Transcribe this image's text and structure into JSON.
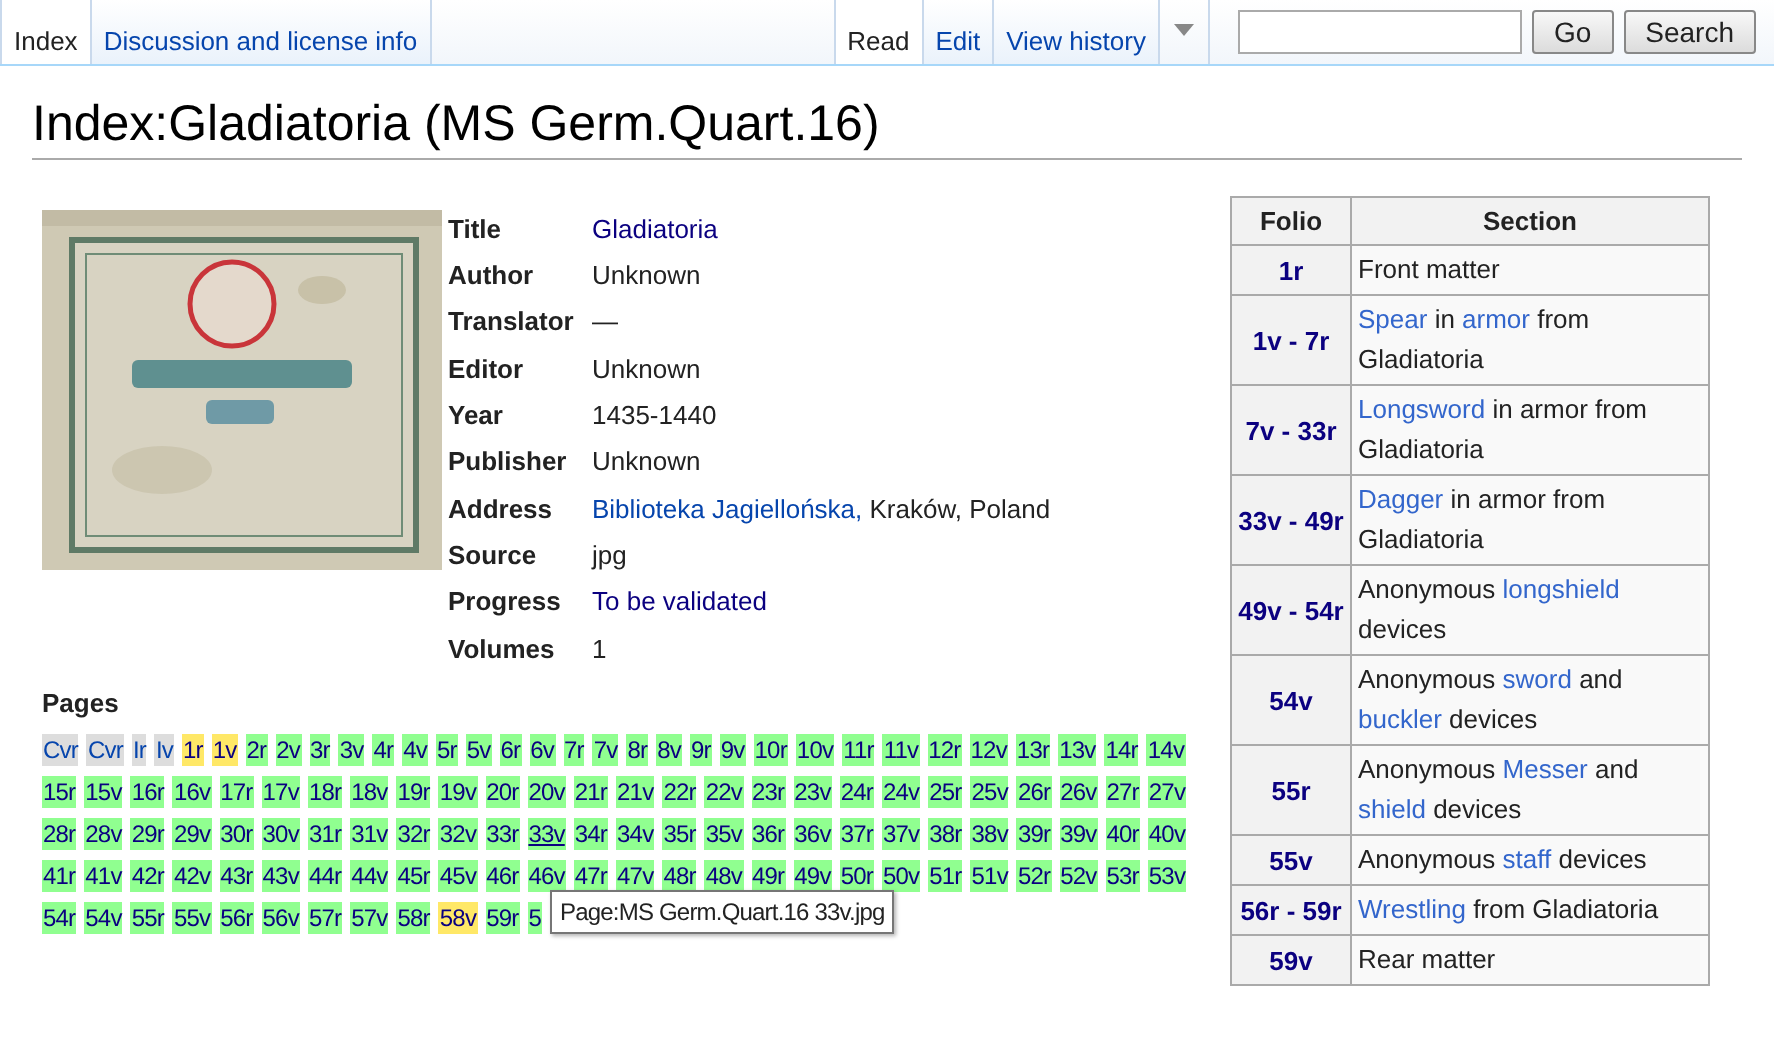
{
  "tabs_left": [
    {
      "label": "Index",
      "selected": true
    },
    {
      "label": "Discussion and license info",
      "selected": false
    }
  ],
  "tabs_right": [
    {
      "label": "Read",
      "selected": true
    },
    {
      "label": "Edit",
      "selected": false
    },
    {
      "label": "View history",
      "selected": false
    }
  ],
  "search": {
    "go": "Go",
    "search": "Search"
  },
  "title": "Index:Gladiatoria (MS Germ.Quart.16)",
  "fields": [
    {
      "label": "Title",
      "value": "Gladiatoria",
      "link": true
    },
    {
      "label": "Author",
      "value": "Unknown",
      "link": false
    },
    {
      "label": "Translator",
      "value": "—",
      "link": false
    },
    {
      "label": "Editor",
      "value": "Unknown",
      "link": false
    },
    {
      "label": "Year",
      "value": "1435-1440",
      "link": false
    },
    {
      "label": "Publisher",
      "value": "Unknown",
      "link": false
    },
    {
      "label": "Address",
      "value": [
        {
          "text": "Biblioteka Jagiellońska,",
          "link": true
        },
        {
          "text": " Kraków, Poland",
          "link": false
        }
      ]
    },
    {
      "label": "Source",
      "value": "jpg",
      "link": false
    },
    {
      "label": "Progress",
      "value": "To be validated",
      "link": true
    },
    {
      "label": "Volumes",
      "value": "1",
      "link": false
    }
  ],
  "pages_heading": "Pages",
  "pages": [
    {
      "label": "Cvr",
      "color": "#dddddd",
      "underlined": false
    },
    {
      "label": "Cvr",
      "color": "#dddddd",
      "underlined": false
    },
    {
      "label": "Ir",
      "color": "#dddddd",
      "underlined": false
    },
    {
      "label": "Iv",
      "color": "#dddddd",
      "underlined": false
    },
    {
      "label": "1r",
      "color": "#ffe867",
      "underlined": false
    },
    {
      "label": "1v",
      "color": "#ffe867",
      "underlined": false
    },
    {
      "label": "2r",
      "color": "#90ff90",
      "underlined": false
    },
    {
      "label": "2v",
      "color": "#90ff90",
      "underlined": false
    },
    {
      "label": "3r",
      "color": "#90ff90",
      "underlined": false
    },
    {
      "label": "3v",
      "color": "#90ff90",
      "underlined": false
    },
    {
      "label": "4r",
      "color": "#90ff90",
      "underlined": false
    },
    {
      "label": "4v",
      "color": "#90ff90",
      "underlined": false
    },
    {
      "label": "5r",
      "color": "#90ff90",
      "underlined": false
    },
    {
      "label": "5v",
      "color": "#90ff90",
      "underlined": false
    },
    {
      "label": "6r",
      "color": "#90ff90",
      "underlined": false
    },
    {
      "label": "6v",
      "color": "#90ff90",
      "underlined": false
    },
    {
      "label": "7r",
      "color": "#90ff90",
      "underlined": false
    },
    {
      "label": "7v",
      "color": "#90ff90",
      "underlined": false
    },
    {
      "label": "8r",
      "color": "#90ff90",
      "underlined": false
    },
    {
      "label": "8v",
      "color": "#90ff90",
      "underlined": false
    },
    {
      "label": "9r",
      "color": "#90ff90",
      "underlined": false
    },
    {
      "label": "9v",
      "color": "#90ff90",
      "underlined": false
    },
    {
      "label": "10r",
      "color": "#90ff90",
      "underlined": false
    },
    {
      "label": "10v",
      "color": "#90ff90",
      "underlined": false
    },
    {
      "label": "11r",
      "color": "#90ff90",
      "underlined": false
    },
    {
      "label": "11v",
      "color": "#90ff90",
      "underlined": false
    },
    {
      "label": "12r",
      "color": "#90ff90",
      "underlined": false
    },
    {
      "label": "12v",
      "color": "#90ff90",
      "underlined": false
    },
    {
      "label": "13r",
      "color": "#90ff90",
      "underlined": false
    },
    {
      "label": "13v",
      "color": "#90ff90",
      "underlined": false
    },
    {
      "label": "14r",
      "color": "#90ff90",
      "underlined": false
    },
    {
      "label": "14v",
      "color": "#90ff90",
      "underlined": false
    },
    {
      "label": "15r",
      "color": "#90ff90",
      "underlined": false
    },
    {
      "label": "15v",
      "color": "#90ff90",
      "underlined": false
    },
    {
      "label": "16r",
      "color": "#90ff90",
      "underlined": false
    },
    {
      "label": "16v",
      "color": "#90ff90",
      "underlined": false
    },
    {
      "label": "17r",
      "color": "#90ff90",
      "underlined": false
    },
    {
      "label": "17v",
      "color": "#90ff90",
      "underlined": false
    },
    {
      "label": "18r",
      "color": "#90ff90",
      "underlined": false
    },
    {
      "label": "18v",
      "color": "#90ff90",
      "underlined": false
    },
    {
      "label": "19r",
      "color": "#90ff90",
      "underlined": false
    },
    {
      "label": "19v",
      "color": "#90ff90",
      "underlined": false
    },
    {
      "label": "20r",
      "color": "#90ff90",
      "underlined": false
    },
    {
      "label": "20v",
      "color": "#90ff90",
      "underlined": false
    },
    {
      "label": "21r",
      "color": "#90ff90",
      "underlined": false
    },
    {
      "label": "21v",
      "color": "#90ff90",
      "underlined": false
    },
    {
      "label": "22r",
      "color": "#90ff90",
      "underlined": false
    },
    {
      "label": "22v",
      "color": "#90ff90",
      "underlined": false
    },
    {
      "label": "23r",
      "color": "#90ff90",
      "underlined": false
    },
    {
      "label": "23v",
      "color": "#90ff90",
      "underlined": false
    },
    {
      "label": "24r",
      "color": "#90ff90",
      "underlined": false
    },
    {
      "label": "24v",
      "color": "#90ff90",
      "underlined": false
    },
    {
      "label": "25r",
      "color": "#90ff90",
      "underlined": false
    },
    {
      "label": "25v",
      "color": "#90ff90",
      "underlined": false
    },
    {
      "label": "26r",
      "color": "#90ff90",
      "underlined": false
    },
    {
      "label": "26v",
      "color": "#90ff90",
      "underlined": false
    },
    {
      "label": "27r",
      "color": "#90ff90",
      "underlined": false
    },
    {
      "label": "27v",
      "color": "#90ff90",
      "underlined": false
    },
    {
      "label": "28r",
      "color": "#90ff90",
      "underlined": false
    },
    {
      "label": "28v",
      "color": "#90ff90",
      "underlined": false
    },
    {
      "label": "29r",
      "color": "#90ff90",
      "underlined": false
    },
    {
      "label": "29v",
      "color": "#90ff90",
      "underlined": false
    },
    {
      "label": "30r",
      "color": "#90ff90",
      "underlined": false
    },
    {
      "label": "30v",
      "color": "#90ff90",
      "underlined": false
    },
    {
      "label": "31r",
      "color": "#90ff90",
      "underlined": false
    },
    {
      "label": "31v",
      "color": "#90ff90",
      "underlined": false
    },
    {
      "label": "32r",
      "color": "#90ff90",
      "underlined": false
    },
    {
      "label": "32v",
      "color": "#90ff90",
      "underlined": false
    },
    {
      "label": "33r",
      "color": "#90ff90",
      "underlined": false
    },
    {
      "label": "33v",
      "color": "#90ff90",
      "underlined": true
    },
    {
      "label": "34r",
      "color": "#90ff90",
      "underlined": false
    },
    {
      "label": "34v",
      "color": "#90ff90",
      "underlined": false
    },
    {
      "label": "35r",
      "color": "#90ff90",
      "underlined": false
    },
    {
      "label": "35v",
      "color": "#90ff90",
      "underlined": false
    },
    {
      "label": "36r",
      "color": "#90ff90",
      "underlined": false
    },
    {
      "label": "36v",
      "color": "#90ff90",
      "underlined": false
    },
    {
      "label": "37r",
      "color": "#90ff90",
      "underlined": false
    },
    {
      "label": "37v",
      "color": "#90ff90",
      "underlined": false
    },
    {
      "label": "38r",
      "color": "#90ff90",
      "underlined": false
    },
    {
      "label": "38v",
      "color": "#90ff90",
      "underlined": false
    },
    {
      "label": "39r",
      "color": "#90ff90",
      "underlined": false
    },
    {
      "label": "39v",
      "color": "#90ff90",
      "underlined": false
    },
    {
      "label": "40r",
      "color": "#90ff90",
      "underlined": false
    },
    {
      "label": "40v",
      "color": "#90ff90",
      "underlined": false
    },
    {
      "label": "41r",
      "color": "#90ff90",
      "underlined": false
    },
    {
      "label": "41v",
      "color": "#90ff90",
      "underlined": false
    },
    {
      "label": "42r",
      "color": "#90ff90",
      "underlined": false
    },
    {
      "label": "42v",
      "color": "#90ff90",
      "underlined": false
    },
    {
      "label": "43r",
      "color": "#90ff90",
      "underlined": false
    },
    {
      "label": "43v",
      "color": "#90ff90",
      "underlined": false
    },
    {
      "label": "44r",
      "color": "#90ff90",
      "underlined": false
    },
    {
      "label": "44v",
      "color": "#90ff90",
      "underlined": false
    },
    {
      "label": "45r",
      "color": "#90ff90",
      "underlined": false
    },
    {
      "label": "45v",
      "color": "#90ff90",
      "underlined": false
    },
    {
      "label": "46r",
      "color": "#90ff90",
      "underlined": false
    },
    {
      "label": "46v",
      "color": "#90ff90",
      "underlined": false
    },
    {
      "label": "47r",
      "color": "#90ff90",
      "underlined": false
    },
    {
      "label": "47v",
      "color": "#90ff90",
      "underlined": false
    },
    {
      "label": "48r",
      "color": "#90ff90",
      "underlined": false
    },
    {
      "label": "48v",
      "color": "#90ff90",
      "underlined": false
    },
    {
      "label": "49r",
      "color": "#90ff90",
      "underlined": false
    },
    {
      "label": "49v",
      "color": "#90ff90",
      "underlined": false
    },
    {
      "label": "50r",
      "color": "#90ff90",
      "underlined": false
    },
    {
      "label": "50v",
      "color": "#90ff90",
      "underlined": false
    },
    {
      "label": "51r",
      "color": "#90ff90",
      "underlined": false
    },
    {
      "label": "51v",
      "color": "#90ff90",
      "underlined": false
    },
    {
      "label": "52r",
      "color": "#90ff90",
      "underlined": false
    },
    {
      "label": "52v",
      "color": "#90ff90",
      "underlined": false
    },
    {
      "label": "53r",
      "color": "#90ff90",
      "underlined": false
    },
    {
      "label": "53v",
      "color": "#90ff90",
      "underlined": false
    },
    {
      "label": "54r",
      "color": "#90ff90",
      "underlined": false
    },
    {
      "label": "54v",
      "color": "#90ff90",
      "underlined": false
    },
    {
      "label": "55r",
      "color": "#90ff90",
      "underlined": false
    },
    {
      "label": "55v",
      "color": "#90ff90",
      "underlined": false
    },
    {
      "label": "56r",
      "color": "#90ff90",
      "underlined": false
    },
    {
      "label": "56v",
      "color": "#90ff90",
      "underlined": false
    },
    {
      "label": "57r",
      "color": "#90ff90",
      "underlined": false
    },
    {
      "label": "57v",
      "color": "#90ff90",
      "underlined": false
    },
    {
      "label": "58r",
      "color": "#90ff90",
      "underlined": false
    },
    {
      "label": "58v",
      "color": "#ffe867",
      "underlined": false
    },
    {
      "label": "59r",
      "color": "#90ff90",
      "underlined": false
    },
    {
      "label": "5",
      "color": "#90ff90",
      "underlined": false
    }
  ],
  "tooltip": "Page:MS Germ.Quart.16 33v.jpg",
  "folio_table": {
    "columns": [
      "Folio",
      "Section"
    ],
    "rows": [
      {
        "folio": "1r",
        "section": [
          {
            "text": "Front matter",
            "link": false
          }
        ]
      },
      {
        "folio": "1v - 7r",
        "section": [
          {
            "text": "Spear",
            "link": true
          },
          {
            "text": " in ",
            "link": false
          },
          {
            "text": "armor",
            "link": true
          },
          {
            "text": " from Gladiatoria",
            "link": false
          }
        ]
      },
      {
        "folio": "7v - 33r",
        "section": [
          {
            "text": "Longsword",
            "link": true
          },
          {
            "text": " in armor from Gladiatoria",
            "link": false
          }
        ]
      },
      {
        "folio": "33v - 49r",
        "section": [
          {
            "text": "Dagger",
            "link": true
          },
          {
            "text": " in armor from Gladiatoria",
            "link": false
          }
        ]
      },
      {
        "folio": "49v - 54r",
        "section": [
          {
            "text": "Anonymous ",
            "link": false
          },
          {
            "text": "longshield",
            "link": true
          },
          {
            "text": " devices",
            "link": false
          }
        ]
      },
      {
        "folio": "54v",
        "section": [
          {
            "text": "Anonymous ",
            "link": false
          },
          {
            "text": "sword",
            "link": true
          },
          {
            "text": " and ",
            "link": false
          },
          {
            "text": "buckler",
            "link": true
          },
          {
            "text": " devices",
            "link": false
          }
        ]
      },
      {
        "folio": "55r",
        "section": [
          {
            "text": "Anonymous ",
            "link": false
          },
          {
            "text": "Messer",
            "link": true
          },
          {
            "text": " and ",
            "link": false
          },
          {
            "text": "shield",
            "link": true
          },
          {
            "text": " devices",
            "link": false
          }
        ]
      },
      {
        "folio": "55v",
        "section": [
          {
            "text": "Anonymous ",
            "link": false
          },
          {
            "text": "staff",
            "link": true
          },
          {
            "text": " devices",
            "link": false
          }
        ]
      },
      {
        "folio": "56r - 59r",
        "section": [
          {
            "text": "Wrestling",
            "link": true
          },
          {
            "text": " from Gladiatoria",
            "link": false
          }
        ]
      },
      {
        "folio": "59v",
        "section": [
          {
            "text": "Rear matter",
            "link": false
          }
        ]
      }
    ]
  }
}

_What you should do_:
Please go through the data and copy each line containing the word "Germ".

_Answer to the exercise_:
  "title": "Index:Gladiatoria (MS Germ.Quart.16)",
  "tooltip": "Page:MS Germ.Quart.16 33v.jpg",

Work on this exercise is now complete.